Resumen en inglés

Somatic growth is an integrated, individual-based response to environmental conditions, especially in ectotherms. Growth dynamics of large, mobile animals are particularly useful as bio-indicators of environmental change at regional scales. We assembled growth rate data from throughout the West Atlantic for green turtles, Chelonia mydas, which are long-lived, highly migratory, primarily herbivorous mega-consumers that may migrate over hundreds to thousands of kilometers. Our dataset, the largest ever compiled for sea turtles, has 9690 growth increments from 30 sites from Bermuda to Uruguay from 1973 to 2015. Using generalized additive mixed models, we evaluated covariates that could affect growth rates; body size, diet, and year have significant effects on growth. Growth increases in early years until 1999, then declines by 26% to 2015. The temporal (year) effect is of particular interest because two carnivorous species of sea turtles—hawksbills, Eretmochelys imbricata, and loggerheads, Caretta caretta—exhibited similar significant declines in growth rates starting in 1997 in the West Atlantic, based on previous studies. These synchronous declines in productivity among three sea turtle species across a trophic spectrum provide strong evidence that an ecological regime shift (ERS) in the Atlantic is driving growth dynamics. The ERS resulted from a synergy of the 1997/1998 El Niño Southern Oscillation (ENSO)—the strongest on record—combined with an unprecedented warming rate over the last two to three decades. Further support is provided by the strong correlations between annualized mean growth rates of green turtles and both sea surface temperatures (SST) in the West Atlantic for years of declining growth rates (r = −.94) and the Multivariate ENSO Index (MEI) for all years (r = .74). Granger-causality analysis also supports the latter finding.

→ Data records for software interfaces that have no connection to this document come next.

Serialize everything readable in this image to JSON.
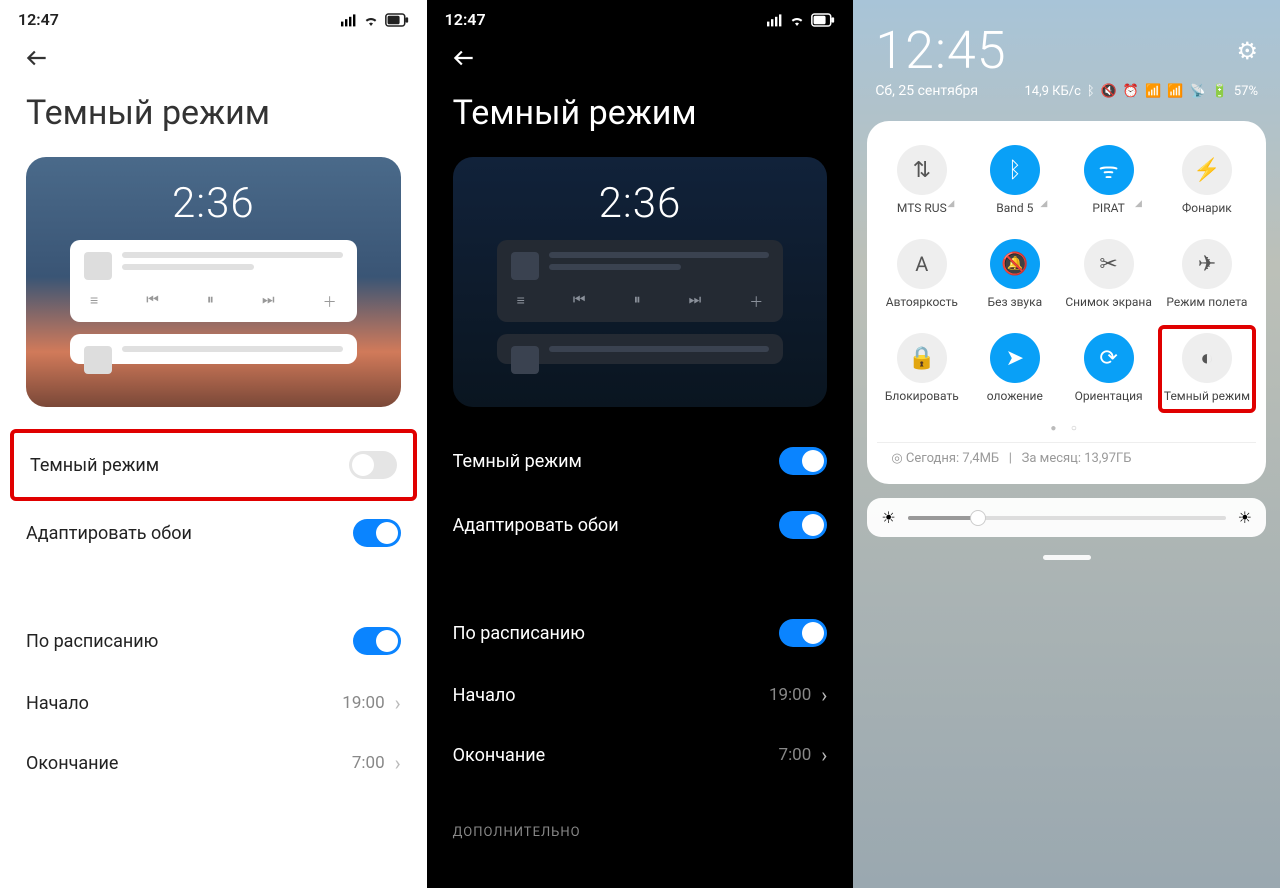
{
  "light": {
    "time": "12:47",
    "title": "Темный режим",
    "preview_time": "2:36",
    "rows": {
      "dark_mode": "Темный режим",
      "adapt_wallpaper": "Адаптировать обои",
      "schedule": "По расписанию",
      "start": "Начало",
      "start_val": "19:00",
      "end": "Окончание",
      "end_val": "7:00"
    },
    "toggles": {
      "dark_mode": false,
      "adapt_wallpaper": true,
      "schedule": true
    }
  },
  "dark": {
    "time": "12:47",
    "title": "Темный режим",
    "preview_time": "2:36",
    "rows": {
      "dark_mode": "Темный режим",
      "adapt_wallpaper": "Адаптировать обои",
      "schedule": "По расписанию",
      "start": "Начало",
      "start_val": "19:00",
      "end": "Окончание",
      "end_val": "7:00"
    },
    "section_extra": "ДОПОЛНИТЕЛЬНО",
    "toggles": {
      "dark_mode": true,
      "adapt_wallpaper": true,
      "schedule": true
    }
  },
  "panel": {
    "time": "12:45",
    "date": "Сб, 25 сентября",
    "speed": "14,9 КБ/с",
    "battery": "57%",
    "tiles": [
      {
        "label": "MTS RUS",
        "state": "off",
        "icon": "data",
        "sig": true
      },
      {
        "label": "Band 5",
        "state": "on",
        "icon": "bt",
        "sig": true
      },
      {
        "label": "PIRAT",
        "state": "on",
        "icon": "wifi",
        "sig": true
      },
      {
        "label": "Фонарик",
        "state": "off",
        "icon": "flash"
      },
      {
        "label": "Автояркость",
        "state": "off",
        "icon": "A"
      },
      {
        "label": "Без звука",
        "state": "on",
        "icon": "mute"
      },
      {
        "label": "Снимок экрана",
        "state": "off",
        "icon": "scr"
      },
      {
        "label": "Режим полета",
        "state": "off",
        "icon": "plane"
      },
      {
        "label": "Блокировать",
        "state": "off",
        "icon": "lock"
      },
      {
        "label": "оложение",
        "state": "on",
        "icon": "loc"
      },
      {
        "label": "Ориентация",
        "state": "on",
        "icon": "rot"
      },
      {
        "label": "Темный режим",
        "state": "off",
        "icon": "moon",
        "highlight": true
      }
    ],
    "usage_today_label": "Сегодня:",
    "usage_today": "7,4МБ",
    "usage_month_label": "За месяц:",
    "usage_month": "13,97ГБ"
  }
}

We discuss multiple stressors that could reinforce and prolong the effect of the ERS. This study.